On Thursday 15th October, the first year History students (myself included) set out on a journey to the City of London. This was especially exciting for two of our members, one of which was me, as it was our first trip to the capital. We arrived at the Museum of London at around 12pm, a bit behind schedule due to London traffic. We set off for a tour of the city’s great architecture under the tutelage of our esteemed lecturer Iain. The early parts of the tour were spent distinguishing between Modernist and Post-Modernist examples of architecture. We then moved on to looking to older examples of architecture such as various circuses (two semi-circle sets of buildings with mirrored exits from the circus). From there we went to examine the Broadgate development, which occupies the middle ground between the old city – the financial heart of the old empire – and Canary Wharf, the breakaway financial sector which appeared during the time of economic de-regulation. The Broadgate development was a mixture of high end shops and interesting post-modern architecture, including the coliseum-like centre piece – the Broadgate circle. Further round the work we examined the Lloyds building (a vast building resembling an oil-rig), the Gherkin, and the designs of various new buildings around the city. From there we moved onto Bank Junction where we observed the Bank of England, No 1 the Poultry and the Royal Exchange, which were all fascinating pieces of architecture.
We subsequently moved on to the second part of the trip, the Museum tour. This museum tour differed massively from any that I had previously experienced. We were split up into groups and half the groups walked around one half of the museum and the rest walked around the other half. The aim of looking around was to analyse the museum and discuss whether it took a modern or a post-modern approach to being a museum. It was decided that actually different parts of the museum utilised different methods of putting its point across and different ways of teaching you about history. Some favoured a more hands on and interactive approach, whereas others favoured the traditional museum approach of exhibits in glass boxes. Upon finishing our self-guided tour of the museum exhibits we presented our findings to the rest of the groups. It was here that we discovered that many of the exhibits which displayed artefacts in the traditional manner were the ones that were exhibiting earlier history.

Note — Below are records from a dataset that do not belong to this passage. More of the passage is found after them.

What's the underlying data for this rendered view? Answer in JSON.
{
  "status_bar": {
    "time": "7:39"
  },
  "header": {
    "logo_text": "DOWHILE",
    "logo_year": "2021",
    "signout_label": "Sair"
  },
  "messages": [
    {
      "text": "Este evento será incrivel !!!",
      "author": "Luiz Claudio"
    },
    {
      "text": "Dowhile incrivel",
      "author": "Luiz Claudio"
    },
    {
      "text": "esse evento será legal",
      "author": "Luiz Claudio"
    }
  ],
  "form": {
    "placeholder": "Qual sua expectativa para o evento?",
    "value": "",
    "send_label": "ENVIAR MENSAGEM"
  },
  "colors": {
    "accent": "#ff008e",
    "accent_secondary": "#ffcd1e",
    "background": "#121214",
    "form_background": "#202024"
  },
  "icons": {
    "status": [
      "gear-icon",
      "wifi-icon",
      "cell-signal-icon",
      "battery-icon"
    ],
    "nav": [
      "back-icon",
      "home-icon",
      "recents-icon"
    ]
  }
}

The more modern the history the more interactive the museum display seemed to be. My personal favourite of the exhibits was the incredibly ornate Lord Mayor’s Carriage, which my group believed to be an example of a post-modern design. All in all the trip was a great success. We learned a lot on our tour around London and especially in the museum which was fascinating. We returned home tired and a little hungry but a lot more knowledgeable. Although personally I won’t be returning to London anytime soon (too many people, not enough green space, trees or cows for my liking) I can certainly see the appeal for more city orientated people.